Although the Ranieris have private health insurance, it won't cover the entire cost of the $500,000 kidney transplant. They are now registered with the national Children's Organ Transplant Association, an organization providing fundraising assistance to families facing a life-saving transplant. Evan has his own page on the COTA website that includes a button to make online donations, 100 percent of which goes to Evan's medical needs, as well as other fundraising activities on behalf of Evan and a personal blog on Evan's progress written by his mother.
COTA has also connected the Ranieris with other parents facing a similar situation.
"The support of others who have been through this has been very helpful," she said. "We've made great relationships and new friends."
But Melissa Ranieri said she doesn't know how she would have made it through the past two years without the support of her family and friends.
"We have a great support system," she said.
The Ranieris also are getting support from the community.
Today through Sunday, from 11 a.m. to 11 p.m., at 6046 Winthrop Town Centre Ave., Riverview, will donate 20 percent of every purchase to Evan's COTA fund when the customer mentions Evan or bring in the attached flier.
"The people at Menchie's have been very generous," said Ranieri. "And we're hopeful this will bring in a lot of people."
Friends also are hosting a fundraising golf tournament Oct. 14 at the , 4113 Great Golfers Place, Valrico, starting with an 8:15 a.m. shotgun scramble. With a sponsorship from Bright House Networks, organizers are hoping to attract 100 golfers. The cost is $80 per player and includes a continental breakfast, lunch sponsored by Smokey Bones Bar & Fire Grill, prizes, raffles and a live auction. To register, visit the tournament's website.
The Ranieris are looking for other fundraising opportunities as well. Anyone wishing to help can contact Diane and Frank Ranieri at 727-786-3079 or firstname.lastname@example.org.
Observing her son as he explores his sister's Barbie makeup kit, Melissa Ranieri commented, "You can't judge a book by its cover, even if it's cute. We've had a rough time but he's done so much better than doctors imagined.
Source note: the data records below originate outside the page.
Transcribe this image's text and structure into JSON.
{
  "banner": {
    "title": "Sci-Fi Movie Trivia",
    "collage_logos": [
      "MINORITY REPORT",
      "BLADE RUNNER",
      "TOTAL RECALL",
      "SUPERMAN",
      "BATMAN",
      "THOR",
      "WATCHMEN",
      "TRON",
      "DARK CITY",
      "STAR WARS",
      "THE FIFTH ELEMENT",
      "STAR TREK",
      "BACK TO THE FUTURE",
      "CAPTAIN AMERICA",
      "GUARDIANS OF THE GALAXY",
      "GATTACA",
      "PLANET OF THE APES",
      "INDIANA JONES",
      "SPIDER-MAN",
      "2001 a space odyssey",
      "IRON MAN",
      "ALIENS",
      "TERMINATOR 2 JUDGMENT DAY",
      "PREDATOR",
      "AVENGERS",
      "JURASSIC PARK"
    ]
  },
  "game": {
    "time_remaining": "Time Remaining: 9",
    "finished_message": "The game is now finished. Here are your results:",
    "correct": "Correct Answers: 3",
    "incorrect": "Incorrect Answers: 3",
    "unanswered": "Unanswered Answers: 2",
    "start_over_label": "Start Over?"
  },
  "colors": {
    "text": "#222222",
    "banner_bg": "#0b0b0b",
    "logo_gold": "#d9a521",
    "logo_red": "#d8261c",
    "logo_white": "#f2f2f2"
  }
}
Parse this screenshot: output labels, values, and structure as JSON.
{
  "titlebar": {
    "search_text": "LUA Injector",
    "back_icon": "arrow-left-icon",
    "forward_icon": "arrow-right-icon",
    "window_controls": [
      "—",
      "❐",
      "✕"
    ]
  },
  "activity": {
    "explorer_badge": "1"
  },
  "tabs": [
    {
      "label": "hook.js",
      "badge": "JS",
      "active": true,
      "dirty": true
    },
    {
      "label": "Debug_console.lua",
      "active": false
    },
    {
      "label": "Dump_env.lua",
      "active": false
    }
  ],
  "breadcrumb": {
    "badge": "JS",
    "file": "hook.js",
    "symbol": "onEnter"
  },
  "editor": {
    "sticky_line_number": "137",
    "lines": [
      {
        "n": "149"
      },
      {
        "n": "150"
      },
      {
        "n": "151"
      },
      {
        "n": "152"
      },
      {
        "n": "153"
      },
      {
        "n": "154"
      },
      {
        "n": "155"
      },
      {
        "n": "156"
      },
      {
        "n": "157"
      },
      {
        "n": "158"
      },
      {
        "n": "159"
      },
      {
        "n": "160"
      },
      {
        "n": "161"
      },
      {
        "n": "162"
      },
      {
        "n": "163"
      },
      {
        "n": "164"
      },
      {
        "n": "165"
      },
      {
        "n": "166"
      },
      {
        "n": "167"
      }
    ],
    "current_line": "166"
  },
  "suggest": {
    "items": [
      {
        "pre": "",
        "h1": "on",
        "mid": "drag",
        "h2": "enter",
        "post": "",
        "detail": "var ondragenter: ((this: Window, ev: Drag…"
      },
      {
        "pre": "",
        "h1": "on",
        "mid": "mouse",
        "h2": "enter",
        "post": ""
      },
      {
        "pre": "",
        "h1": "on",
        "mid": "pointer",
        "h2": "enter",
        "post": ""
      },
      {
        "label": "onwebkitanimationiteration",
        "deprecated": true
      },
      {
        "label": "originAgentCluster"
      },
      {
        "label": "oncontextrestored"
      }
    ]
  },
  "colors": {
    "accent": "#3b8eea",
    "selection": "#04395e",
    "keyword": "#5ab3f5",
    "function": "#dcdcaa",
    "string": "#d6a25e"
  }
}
"We don't know what tomorrow will bring," she added. "We just need to focus on one day at a time."